- **Goal of the exercise**
Precise copying is required. Return the data below in full.

*** The records Section Begins ***

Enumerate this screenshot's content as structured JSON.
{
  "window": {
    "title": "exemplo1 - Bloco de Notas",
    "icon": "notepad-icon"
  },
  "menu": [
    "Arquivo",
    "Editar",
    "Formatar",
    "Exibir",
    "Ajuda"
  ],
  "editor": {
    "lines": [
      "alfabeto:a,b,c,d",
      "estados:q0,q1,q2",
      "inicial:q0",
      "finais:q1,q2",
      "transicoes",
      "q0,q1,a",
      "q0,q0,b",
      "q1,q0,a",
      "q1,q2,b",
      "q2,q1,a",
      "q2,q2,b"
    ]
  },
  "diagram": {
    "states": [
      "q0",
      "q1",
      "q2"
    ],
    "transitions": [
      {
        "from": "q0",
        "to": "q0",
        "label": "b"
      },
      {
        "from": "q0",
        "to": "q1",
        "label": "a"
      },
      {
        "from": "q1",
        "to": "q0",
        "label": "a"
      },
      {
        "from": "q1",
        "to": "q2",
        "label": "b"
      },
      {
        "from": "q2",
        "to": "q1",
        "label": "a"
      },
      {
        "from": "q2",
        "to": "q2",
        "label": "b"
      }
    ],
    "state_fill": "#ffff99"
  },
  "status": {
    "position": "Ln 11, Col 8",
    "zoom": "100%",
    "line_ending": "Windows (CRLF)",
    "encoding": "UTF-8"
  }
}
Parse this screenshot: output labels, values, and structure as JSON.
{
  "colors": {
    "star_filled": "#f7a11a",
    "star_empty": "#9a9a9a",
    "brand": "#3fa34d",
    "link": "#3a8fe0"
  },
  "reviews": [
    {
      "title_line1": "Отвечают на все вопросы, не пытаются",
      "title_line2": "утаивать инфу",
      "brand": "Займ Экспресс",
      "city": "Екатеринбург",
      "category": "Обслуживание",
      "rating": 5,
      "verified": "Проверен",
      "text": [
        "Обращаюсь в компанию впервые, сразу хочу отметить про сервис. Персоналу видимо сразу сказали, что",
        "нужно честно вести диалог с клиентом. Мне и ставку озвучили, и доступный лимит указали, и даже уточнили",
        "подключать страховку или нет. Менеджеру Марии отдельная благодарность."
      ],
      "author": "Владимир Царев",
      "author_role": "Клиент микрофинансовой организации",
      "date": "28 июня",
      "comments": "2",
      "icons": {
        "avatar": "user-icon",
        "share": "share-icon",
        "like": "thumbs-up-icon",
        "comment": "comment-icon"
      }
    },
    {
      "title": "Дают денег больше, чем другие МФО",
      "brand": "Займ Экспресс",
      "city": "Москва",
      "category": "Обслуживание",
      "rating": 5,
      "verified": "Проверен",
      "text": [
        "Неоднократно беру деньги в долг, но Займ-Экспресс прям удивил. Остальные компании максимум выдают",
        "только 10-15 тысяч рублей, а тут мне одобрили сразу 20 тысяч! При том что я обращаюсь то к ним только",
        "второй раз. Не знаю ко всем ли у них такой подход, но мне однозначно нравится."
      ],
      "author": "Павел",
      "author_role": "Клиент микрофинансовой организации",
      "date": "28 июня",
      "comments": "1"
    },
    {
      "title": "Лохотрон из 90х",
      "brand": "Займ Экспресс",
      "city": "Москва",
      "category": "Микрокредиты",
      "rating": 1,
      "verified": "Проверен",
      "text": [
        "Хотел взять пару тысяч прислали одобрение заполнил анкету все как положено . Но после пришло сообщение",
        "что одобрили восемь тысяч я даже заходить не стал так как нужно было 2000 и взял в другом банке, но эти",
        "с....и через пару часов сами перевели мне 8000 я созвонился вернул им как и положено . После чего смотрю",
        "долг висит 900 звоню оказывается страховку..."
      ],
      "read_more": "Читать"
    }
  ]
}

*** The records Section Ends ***

- **Response**
Enumerate this screenshot's content as structured JSON.
{
  "window": {
    "title": "exemplo1 - Bloco de Notas",
    "icon": "notepad-icon"
  },
  "menu": [
    "Arquivo",
    "Editar",
    "Formatar",
    "Exibir",
    "Ajuda"
  ],
  "editor": {
    "lines": [
      "alfabeto:a,b,c,d",
      "estados:q0,q1,q2",
      "inicial:q0",
      "finais:q1,q2",
      "transicoes",
      "q0,q1,a",
      "q0,q0,b",
      "q1,q0,a",
      "q1,q2,b",
      "q2,q1,a",
      "q2,q2,b"
    ]
  },
  "diagram": {
    "states": [
      "q0",
      "q1",
      "q2"
    ],
    "transitions": [
      {
        "from": "q0",
        "to": "q0",
        "label": "b"
      },
      {
        "from": "q0",
        "to": "q1",
        "label": "a"
      },
      {
        "from": "q1",
        "to": "q0",
        "label": "a"
      },
      {
        "from": "q1",
        "to": "q2",
        "label": "b"
      },
      {
        "from": "q2",
        "to": "q1",
        "label": "a"
      },
      {
        "from": "q2",
        "to": "q2",
        "label": "b"
      }
    ],
    "state_fill": "#ffff99"
  },
  "status": {
    "position": "Ln 11, Col 8",
    "zoom": "100%",
    "line_ending": "Windows (CRLF)",
    "encoding": "UTF-8"
  }
}
Parse this screenshot: output labels, values, and structure as JSON.
{
  "colors": {
    "star_filled": "#f7a11a",
    "star_empty": "#9a9a9a",
    "brand": "#3fa34d",
    "link": "#3a8fe0"
  },
  "reviews": [
    {
      "title_line1": "Отвечают на все вопросы, не пытаются",
      "title_line2": "утаивать инфу",
      "brand": "Займ Экспресс",
      "city": "Екатеринбург",
      "category": "Обслуживание",
      "rating": 5,
      "verified": "Проверен",
      "text": [
        "Обращаюсь в компанию впервые, сразу хочу отметить про сервис. Персоналу видимо сразу сказали, что",
        "нужно честно вести диалог с клиентом. Мне и ставку озвучили, и доступный лимит указали, и даже уточнили",
        "подключать страховку или нет. Менеджеру Марии отдельная благодарность."
      ],
      "author": "Владимир Царев",
      "author_role": "Клиент микрофинансовой организации",
      "date": "28 июня",
      "comments": "2",
      "icons": {
        "avatar": "user-icon",
        "share": "share-icon",
        "like": "thumbs-up-icon",
        "comment": "comment-icon"
      }
    },
    {
      "title": "Дают денег больше, чем другие МФО",
      "brand": "Займ Экспресс",
      "city": "Москва",
      "category": "Обслуживание",
      "rating": 5,
      "verified": "Проверен",
      "text": [
        "Неоднократно беру деньги в долг, но Займ-Экспресс прям удивил. Остальные компании максимум выдают",
        "только 10-15 тысяч рублей, а тут мне одобрили сразу 20 тысяч! При том что я обращаюсь то к ним только",
        "второй раз. Не знаю ко всем ли у них такой подход, но мне однозначно нравится."
      ],
      "author": "Павел",
      "author_role": "Клиент микрофинансовой организации",
      "date": "28 июня",
      "comments": "1"
    },
    {
      "title": "Лохотрон из 90х",
      "brand": "Займ Экспресс",
      "city": "Москва",
      "category": "Микрокредиты",
      "rating": 1,
      "verified": "Проверен",
      "text": [
        "Хотел взять пару тысяч прислали одобрение заполнил анкету все как положено . Но после пришло сообщение",
        "что одобрили восемь тысяч я даже заходить не стал так как нужно было 2000 и взял в другом банке, но эти",
        "с....и через пару часов сами перевели мне 8000 я созвонился вернул им как и положено . После чего смотрю",
        "долг висит 900 звоню оказывается страховку..."
      ],
      "read_more": "Читать"
    }
  ]
}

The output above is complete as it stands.